Took an interesting road trip this past Saturday with my sister, Gina, to Serenbe, a planned community about an hour south of Atlanta near Palmetto. It looked like an easy drive, until we missed the very first exit on the directions. Ending up in Newnan, it was a bit of a backtrack from overshooting the route – but we finally found the compound, thanks to phone directions from the Hill’s desk person.
Steve Nygren, a local entrepreneur who made his fame and fortune with the Pleasant Peasant restaurant chain, is the visionary behind Serenbe. He and his wife bought the first 60 acres in 1991 and have developed with a focus on environmentally sound practices and the preservation of 70% green space while they added 40,000 more acres over the years. A good history of their work and the resulting Chattahoochee Hill Country Community Plan can be found here and the master plan concepts here.
I wanted to see the community and Gina needed corn from the organic farmers market – produce from Serenbe Farms. We made it just before it closed at noon.
Steve Nygren was walking towards us while we hit the Farmers Market.
Next on our list was lunch at The Hill restaurant. One pizza, one flatbread w/smoked salmon & fresh greens. Fresh blueberry pie for dessert.
Gina with her crispy pizza.
We ended up having a nice chat with Nygren at lunch. He was kind enough to draw directions back to Atlanta on our paper tablecloth.
The entire village is friendly and has an upscale eclectic feel in its design and layout - reminiscent of some small towns in southeastern PA, where I last lived near Philly. A recycled door to townhouses or condominiums could just as easily be found in the Westside arts district of Atlanta.
Atlanta’s own supreme garden designer and philosopher, expert on old flowers and passionate visionary for all things green, Ryan Gainey, worked on the landscaping for the community and has been retained as the horticultural advisor.
Cottage-y looking certified Earthcraft houses with no front lawns allowed! No noisy lawnmowers or leafblowers = fewer emissions. Water comes from the city of Atlanta and while there is plenty of landscaping, much of it is geared towards low maintenance.
I hadn’t expected the zero-energy Bosch house to be so designer focused, but it was lovely to tour. I readily admit to a lack of interest in decorative accents, so you can review Southern Hospitality’s wonderful blog post for the look.
Equipped with a geothermal heat pump, solar panels on the roof, an electric heat pump water heater and Toto toilets and sinks, Bosch’s first zero-energy house in the US is just that: highly energy efficient and designed to sell back excess energy to GA Power. An AJC journalist recently produced a good article about geothermal energy and the house. Hardwood floors look like reclaimed wood, but come from managed forest resources and certified by the Forest Stewardship Council.

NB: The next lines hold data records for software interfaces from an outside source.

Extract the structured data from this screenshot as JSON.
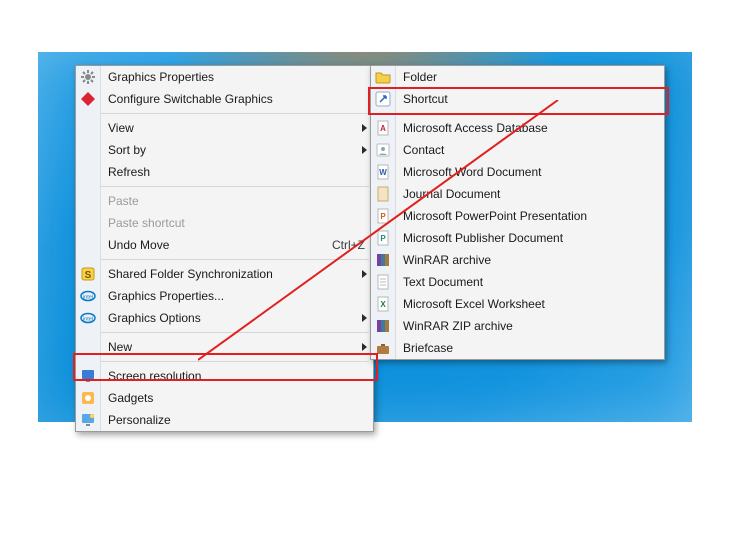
{
  "menu1": {
    "items": [
      {
        "k": "gfxprops",
        "label": "Graphics Properties"
      },
      {
        "k": "swgfx",
        "label": "Configure Switchable Graphics"
      },
      {
        "sep": true
      },
      {
        "k": "view",
        "label": "View",
        "submenu": true
      },
      {
        "k": "sortby",
        "label": "Sort by",
        "submenu": true
      },
      {
        "k": "refresh",
        "label": "Refresh"
      },
      {
        "sep": true
      },
      {
        "k": "paste",
        "label": "Paste",
        "disabled": true
      },
      {
        "k": "pastesc",
        "label": "Paste shortcut",
        "disabled": true
      },
      {
        "k": "undomove",
        "label": "Undo Move",
        "shortcut": "Ctrl+Z"
      },
      {
        "sep": true
      },
      {
        "k": "sharedfolder",
        "label": "Shared Folder Synchronization",
        "submenu": true
      },
      {
        "k": "gfxprops2",
        "label": "Graphics Properties..."
      },
      {
        "k": "gfxopts",
        "label": "Graphics Options",
        "submenu": true
      },
      {
        "sep": true
      },
      {
        "k": "new",
        "label": "New",
        "submenu": true,
        "highlight": true
      },
      {
        "sep": true
      },
      {
        "k": "screenres",
        "label": "Screen resolution"
      },
      {
        "k": "gadgets",
        "label": "Gadgets"
      },
      {
        "k": "personalize",
        "label": "Personalize"
      }
    ]
  },
  "menu2": {
    "items": [
      {
        "k": "folder",
        "label": "Folder"
      },
      {
        "k": "shortcut",
        "label": "Shortcut",
        "highlight": true
      },
      {
        "sep": true
      },
      {
        "k": "access",
        "label": "Microsoft Access Database"
      },
      {
        "k": "contact",
        "label": "Contact"
      },
      {
        "k": "word",
        "label": "Microsoft Word Document"
      },
      {
        "k": "journal",
        "label": "Journal Document"
      },
      {
        "k": "ppt",
        "label": "Microsoft PowerPoint Presentation"
      },
      {
        "k": "pub",
        "label": "Microsoft Publisher Document"
      },
      {
        "k": "rar",
        "label": "WinRAR archive"
      },
      {
        "k": "txt",
        "label": "Text Document"
      },
      {
        "k": "xls",
        "label": "Microsoft Excel Worksheet"
      },
      {
        "k": "zip",
        "label": "WinRAR ZIP archive"
      },
      {
        "k": "briefcase",
        "label": "Briefcase"
      }
    ]
  },
  "icons": {
    "gfxprops": "gear",
    "swgfx": "diamond",
    "sharedfolder": "s-box",
    "gfxprops2": "intel",
    "gfxopts": "intel",
    "screenres": "monitor",
    "gadgets": "gadget",
    "personalize": "palette",
    "folder": "folder",
    "shortcut": "shortcut",
    "access": "file-red",
    "contact": "contact",
    "word": "file-blue",
    "journal": "file-tan",
    "ppt": "file-orange",
    "pub": "file-teal",
    "rar": "books",
    "txt": "file-plain",
    "xls": "file-green",
    "zip": "books",
    "briefcase": "briefcase"
  },
  "colors": {
    "highlight": "#e02020"
  }
}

I was taken with the Bosch smaller footprint washer/dryer and their accompanying enclosure. And that drying rack, set in the wall next to the appliances, is a marvel of old fashioned design. I want one.
We missed touring the HGTV Green Home, but you can read about it here.
And Terry Kearns has another fantastic architectural overview and video of Steve Nygren’s ‘Artist Talk’ at his blog, Architecture Tourist, here.
Finally, the New York Times has a great write-up from 2009 here. Well worth the drive, don’t miss the exit for South Fulton Parkway just past the Atlanta airport!